YOUR TASK: Because the copy must hold no pictures, return the data below with all of its words intact.

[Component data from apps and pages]
((
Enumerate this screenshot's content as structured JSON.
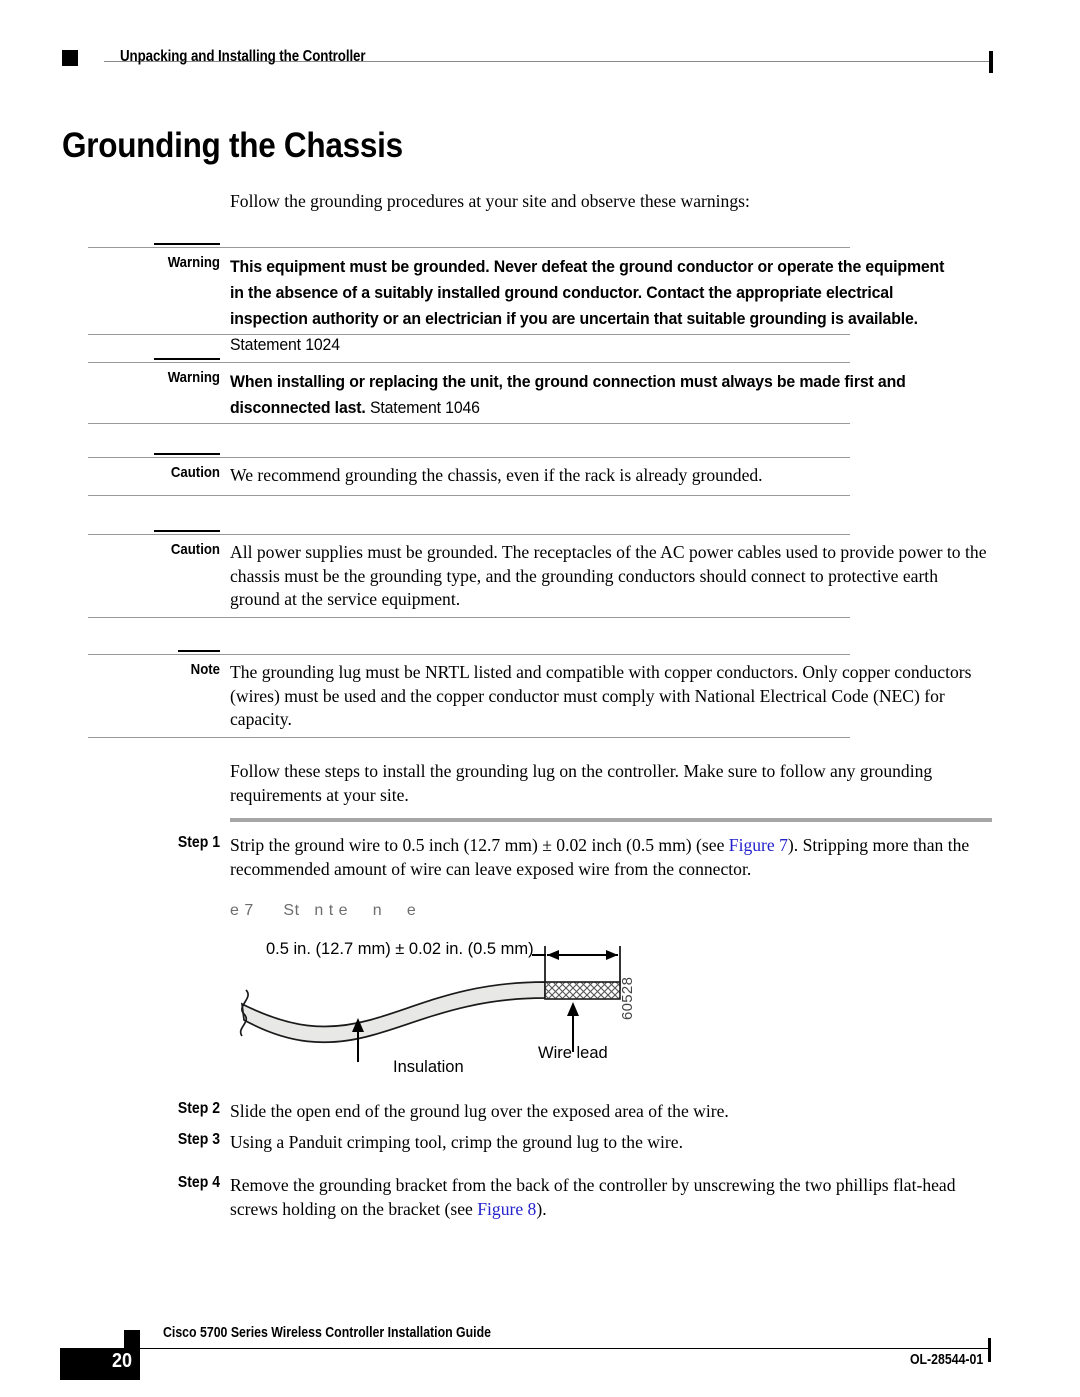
{
  "header": {
    "chapter_title": "Unpacking and Installing the Controller"
  },
  "heading": "Grounding the Chassis",
  "intro_paragraph": "Follow the grounding procedures at your site and observe these warnings:",
  "admonitions": [
    {
      "label": "Warning",
      "bold_text": "This equipment must be grounded. Never defeat the ground conductor or operate the equipment in the absence of a suitably installed ground conductor. Contact the appropriate electrical inspection authority or an electrician if you are uncertain that suitable grounding is available.",
      "statement": "Statement 1024"
    },
    {
      "label": "Warning",
      "bold_text": "When installing or replacing the unit, the ground connection must always be made first and disconnected last.",
      "statement": "Statement 1046"
    },
    {
      "label": "Caution",
      "text": "We recommend grounding the chassis, even if the rack is already grounded."
    },
    {
      "label": "Caution",
      "text": "All power supplies must be grounded. The receptacles of the AC power cables used to provide power to the chassis must be the grounding type, and the grounding conductors should connect to protective earth ground at the service equipment."
    },
    {
      "label": "Note",
      "text": "The grounding lug must be NRTL listed and compatible with copper conductors. Only copper conductors (wires) must be used and the copper conductor must comply with National Electrical Code (NEC) for capacity."
    }
  ],
  "steps_intro": "Follow these steps to install the grounding lug on the controller. Make sure to follow any grounding requirements at your site.",
  "steps": [
    {
      "label": "Step 1",
      "text_before_link": "Strip the ground wire to 0.5 inch (12.7 mm) ± 0.02 inch (0.5 mm) (see ",
      "link": "Figure 7",
      "text_after_link": "). Stripping more than the recommended amount of wire can leave exposed wire from the connector."
    },
    {
      "label": "Step 2",
      "text": "Slide the open end of the ground lug over the exposed area of the wire."
    },
    {
      "label": "Step 3",
      "text": "Using a Panduit crimping tool, crimp the ground lug to the wire."
    },
    {
      "label": "Step 4",
      "text_before_link": "Remove the grounding bracket from the back of the controller by unscrewing the two phillips flat-head screws holding on the bracket (see ",
      "link": "Figure 8",
      "text_after_link": ")."
    }
  ],
  "figure": {
    "caption_fragments": "e 7      St   n t e     n     e",
    "dimension_label": "0.5 in. (12.7 mm) ± 0.02 in. (0.5 mm)",
    "callout_insulation": "Insulation",
    "callout_wire_lead": "Wire lead",
    "art_number": "60528"
  },
  "footer": {
    "page_number": "20",
    "guide_title": "Cisco 5700 Series Wireless Controller Installation Guide",
    "doc_id": "OL-28544-01"
  },
  "colors": {
    "link": "#2222cc",
    "rule_gray": "#9a9a9a",
    "step_rule_gray": "#a6a6a6",
    "insulation_fill": "#e8e8e6"
  }
}
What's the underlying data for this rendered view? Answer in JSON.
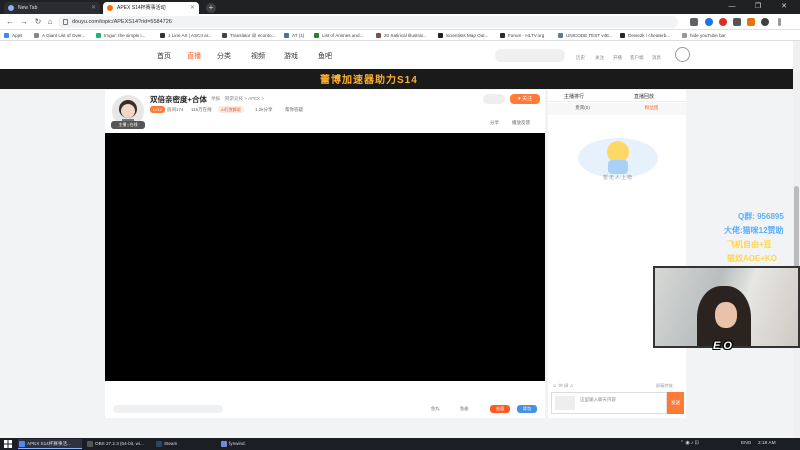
{
  "browser": {
    "tabs": [
      {
        "label": "New Tab",
        "active": false
      },
      {
        "label": "APEX S14杯赛事活动",
        "active": true
      }
    ],
    "url": "douyu.com/topic/APEXS14?rid=5584726",
    "window_controls": [
      "—",
      "❐",
      "✕"
    ]
  },
  "bookmarks": [
    "Apps",
    "A Giant List of Over...",
    "Imgur: the simple i...",
    "1 Line Art | ASCII ar...",
    "Translator @ econto...",
    "AT (1)",
    "List of Animes and...",
    "20 Satirical Illustrat...",
    "Scientists Map Out...",
    "Forum - HLTV.org",
    "UNICODE TEST v4E...",
    "Devie2k / cheaterb...",
    "hide youTube bar"
  ],
  "site_nav": {
    "links": [
      "首页",
      "直播",
      "分类",
      "视频",
      "游戏",
      "鱼吧"
    ],
    "active_index": 1,
    "right_items": [
      "历史",
      "关注",
      "开播",
      "客户端",
      "消息"
    ],
    "banner_text": "蕾博加速器助力S14"
  },
  "room": {
    "title": "双倍亲密度+合体",
    "title_suffix": "举报",
    "category": "网游竞技 > APEX >",
    "follow_label": "关注",
    "meta": [
      "LV12",
      "房间174",
      "115万在线",
      "AI打赏解说",
      "1.2k分享",
      "帮你答疑"
    ],
    "share_label": "分享",
    "report_label": "播放反馈",
    "avatar_tag": "主播 | 在线"
  },
  "video_bar": {
    "items": [
      "鱼丸",
      "鱼翅",
      "充值",
      "背包"
    ]
  },
  "side_panel": {
    "header_left": "主播排行",
    "header_right": "直播回放",
    "tabs": [
      "贵宾(0)",
      "粉丝团"
    ],
    "active_tab": 1,
    "mascot_text": "暂无人上榜",
    "chat_placeholder": "这里输入聊天内容",
    "send_label": "发送",
    "checkbox_label": "屏蔽特效"
  },
  "overlay": {
    "lines": [
      {
        "text": "Q群: 956895",
        "color": "#5ab0ff"
      },
      {
        "text": "大佬:猫咪12赞助",
        "color": "#5ab0ff"
      },
      {
        "text": "飞机自由+豆",
        "color": "#ffd54a"
      },
      {
        "text": "猫奴AOE+KO",
        "color": "#ffd54a"
      }
    ],
    "webcam_tag": "E O"
  },
  "taskbar": {
    "items": [
      {
        "label": "APEX S14杯赛事活...",
        "active": true,
        "color": "#4c8bf5"
      },
      {
        "label": "OBS 27.2.3 (64-bit, wi...",
        "active": false,
        "color": "#555"
      },
      {
        "label": "Steam",
        "active": false,
        "color": "#2a475e"
      },
      {
        "label": "fynwind.",
        "active": false,
        "color": "#7289da"
      }
    ],
    "lang": "ENG",
    "time": "2:18 AM"
  }
}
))
ANSWER SPACE:
Enumerate this screenshot's content as structured JSON.
{
  "header": {
    "chapter_title": "Unpacking and Installing the Controller"
  },
  "heading": "Grounding the Chassis",
  "intro_paragraph": "Follow the grounding procedures at your site and observe these warnings:",
  "admonitions": [
    {
      "label": "Warning",
      "bold_text": "This equipment must be grounded. Never defeat the ground conductor or operate the equipment in the absence of a suitably installed ground conductor. Contact the appropriate electrical inspection authority or an electrician if you are uncertain that suitable grounding is available.",
      "statement": "Statement 1024"
    },
    {
      "label": "Warning",
      "bold_text": "When installing or replacing the unit, the ground connection must always be made first and disconnected last.",
      "statement": "Statement 1046"
    },
    {
      "label": "Caution",
      "text": "We recommend grounding the chassis, even if the rack is already grounded."
    },
    {
      "label": "Caution",
      "text": "All power supplies must be grounded. The receptacles of the AC power cables used to provide power to the chassis must be the grounding type, and the grounding conductors should connect to protective earth ground at the service equipment."
    },
    {
      "label": "Note",
      "text": "The grounding lug must be NRTL listed and compatible with copper conductors. Only copper conductors (wires) must be used and the copper conductor must comply with National Electrical Code (NEC) for capacity."
    }
  ],
  "steps_intro": "Follow these steps to install the grounding lug on the controller. Make sure to follow any grounding requirements at your site.",
  "steps": [
    {
      "label": "Step 1",
      "text_before_link": "Strip the ground wire to 0.5 inch (12.7 mm) ± 0.02 inch (0.5 mm) (see ",
      "link": "Figure 7",
      "text_after_link": "). Stripping more than the recommended amount of wire can leave exposed wire from the connector."
    },
    {
      "label": "Step 2",
      "text": "Slide the open end of the ground lug over the exposed area of the wire."
    },
    {
      "label": "Step 3",
      "text": "Using a Panduit crimping tool, crimp the ground lug to the wire."
    },
    {
      "label": "Step 4",
      "text_before_link": "Remove the grounding bracket from the back of the controller by unscrewing the two phillips flat-head screws holding on the bracket (see ",
      "link": "Figure 8",
      "text_after_link": ")."
    }
  ],
  "figure": {
    "caption_fragments": "e 7      St   n t e     n     e",
    "dimension_label": "0.5 in. (12.7 mm) ± 0.02 in. (0.5 mm)",
    "callout_insulation": "Insulation",
    "callout_wire_lead": "Wire lead",
    "art_number": "60528"
  },
  "footer": {
    "page_number": "20",
    "guide_title": "Cisco 5700 Series Wireless Controller Installation Guide",
    "doc_id": "OL-28544-01"
  },
  "colors": {
    "link": "#2222cc",
    "rule_gray": "#9a9a9a",
    "step_rule_gray": "#a6a6a6",
    "insulation_fill": "#e8e8e6"
  }
}
What's the underlying data for this rendered view? Answer in JSON.
{
  "browser": {
    "tabs": [
      {
        "label": "New Tab",
        "active": false
      },
      {
        "label": "APEX S14杯赛事活动",
        "active": true
      }
    ],
    "url": "douyu.com/topic/APEXS14?rid=5584726",
    "window_controls": [
      "—",
      "❐",
      "✕"
    ]
  },
  "bookmarks": [
    "Apps",
    "A Giant List of Over...",
    "Imgur: the simple i...",
    "1 Line Art | ASCII ar...",
    "Translator @ econto...",
    "AT (1)",
    "List of Animes and...",
    "20 Satirical Illustrat...",
    "Scientists Map Out...",
    "Forum - HLTV.org",
    "UNICODE TEST v4E...",
    "Devie2k / cheaterb...",
    "hide youTube bar"
  ],
  "site_nav": {
    "links": [
      "首页",
      "直播",
      "分类",
      "视频",
      "游戏",
      "鱼吧"
    ],
    "active_index": 1,
    "right_items": [
      "历史",
      "关注",
      "开播",
      "客户端",
      "消息"
    ],
    "banner_text": "蕾博加速器助力S14"
  },
  "room": {
    "title": "双倍亲密度+合体",
    "title_suffix": "举报",
    "category": "网游竞技 > APEX >",
    "follow_label": "关注",
    "meta": [
      "LV12",
      "房间174",
      "115万在线",
      "AI打赏解说",
      "1.2k分享",
      "帮你答疑"
    ],
    "share_label": "分享",
    "report_label": "播放反馈",
    "avatar_tag": "主播 | 在线"
  },
  "video_bar": {
    "items": [
      "鱼丸",
      "鱼翅",
      "充值",
      "背包"
    ]
  },
  "side_panel": {
    "header_left": "主播排行",
    "header_right": "直播回放",
    "tabs": [
      "贵宾(0)",
      "粉丝团"
    ],
    "active_tab": 1,
    "mascot_text": "暂无人上榜",
    "chat_placeholder": "这里输入聊天内容",
    "send_label": "发送",
    "checkbox_label": "屏蔽特效"
  },
  "overlay": {
    "lines": [
      {
        "text": "Q群: 956895",
        "color": "#5ab0ff"
      },
      {
        "text": "大佬:猫咪12赞助",
        "color": "#5ab0ff"
      },
      {
        "text": "飞机自由+豆",
        "color": "#ffd54a"
      },
      {
        "text": "猫奴AOE+KO",
        "color": "#ffd54a"
      }
    ],
    "webcam_tag": "E O"
  },
  "taskbar": {
    "items": [
      {
        "label": "APEX S14杯赛事活...",
        "active": true,
        "color": "#4c8bf5"
      },
      {
        "label": "OBS 27.2.3 (64-bit, wi...",
        "active": false,
        "color": "#555"
      },
      {
        "label": "Steam",
        "active": false,
        "color": "#2a475e"
      },
      {
        "label": "fynwind.",
        "active": false,
        "color": "#7289da"
      }
    ],
    "lang": "ENG",
    "time": "2:18 AM"
  }
}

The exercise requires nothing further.